[Task material Boundary: Start]
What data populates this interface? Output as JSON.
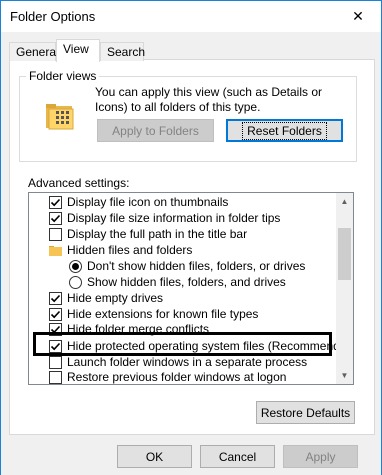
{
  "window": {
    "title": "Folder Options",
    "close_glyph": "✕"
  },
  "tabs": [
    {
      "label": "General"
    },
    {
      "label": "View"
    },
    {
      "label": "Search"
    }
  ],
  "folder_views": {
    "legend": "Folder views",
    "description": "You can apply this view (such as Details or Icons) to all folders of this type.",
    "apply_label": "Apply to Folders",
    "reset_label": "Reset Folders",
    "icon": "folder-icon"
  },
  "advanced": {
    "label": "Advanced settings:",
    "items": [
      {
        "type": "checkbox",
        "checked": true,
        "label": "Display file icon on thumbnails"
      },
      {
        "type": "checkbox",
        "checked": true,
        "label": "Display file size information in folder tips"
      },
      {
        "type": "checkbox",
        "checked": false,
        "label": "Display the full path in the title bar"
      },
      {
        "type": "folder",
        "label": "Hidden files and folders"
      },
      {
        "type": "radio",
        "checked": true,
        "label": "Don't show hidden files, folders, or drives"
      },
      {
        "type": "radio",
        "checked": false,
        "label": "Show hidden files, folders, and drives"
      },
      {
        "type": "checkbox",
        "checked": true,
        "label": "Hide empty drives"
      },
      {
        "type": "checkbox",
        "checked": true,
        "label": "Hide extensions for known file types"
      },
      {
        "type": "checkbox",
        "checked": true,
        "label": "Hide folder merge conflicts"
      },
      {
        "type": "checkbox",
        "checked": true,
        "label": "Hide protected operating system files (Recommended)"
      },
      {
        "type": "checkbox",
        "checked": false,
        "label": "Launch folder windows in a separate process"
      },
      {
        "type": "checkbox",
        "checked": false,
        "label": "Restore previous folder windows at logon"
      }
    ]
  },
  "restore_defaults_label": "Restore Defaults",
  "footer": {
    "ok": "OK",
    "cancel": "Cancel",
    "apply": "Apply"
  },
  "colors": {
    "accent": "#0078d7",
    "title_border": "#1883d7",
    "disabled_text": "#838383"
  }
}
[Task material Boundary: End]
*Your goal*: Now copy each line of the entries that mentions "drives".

*Written solution*:
        "label": "Don't show hidden files, folders, or drives"
        "label": "Show hidden files, folders, and drives"
        "label": "Hide empty drives"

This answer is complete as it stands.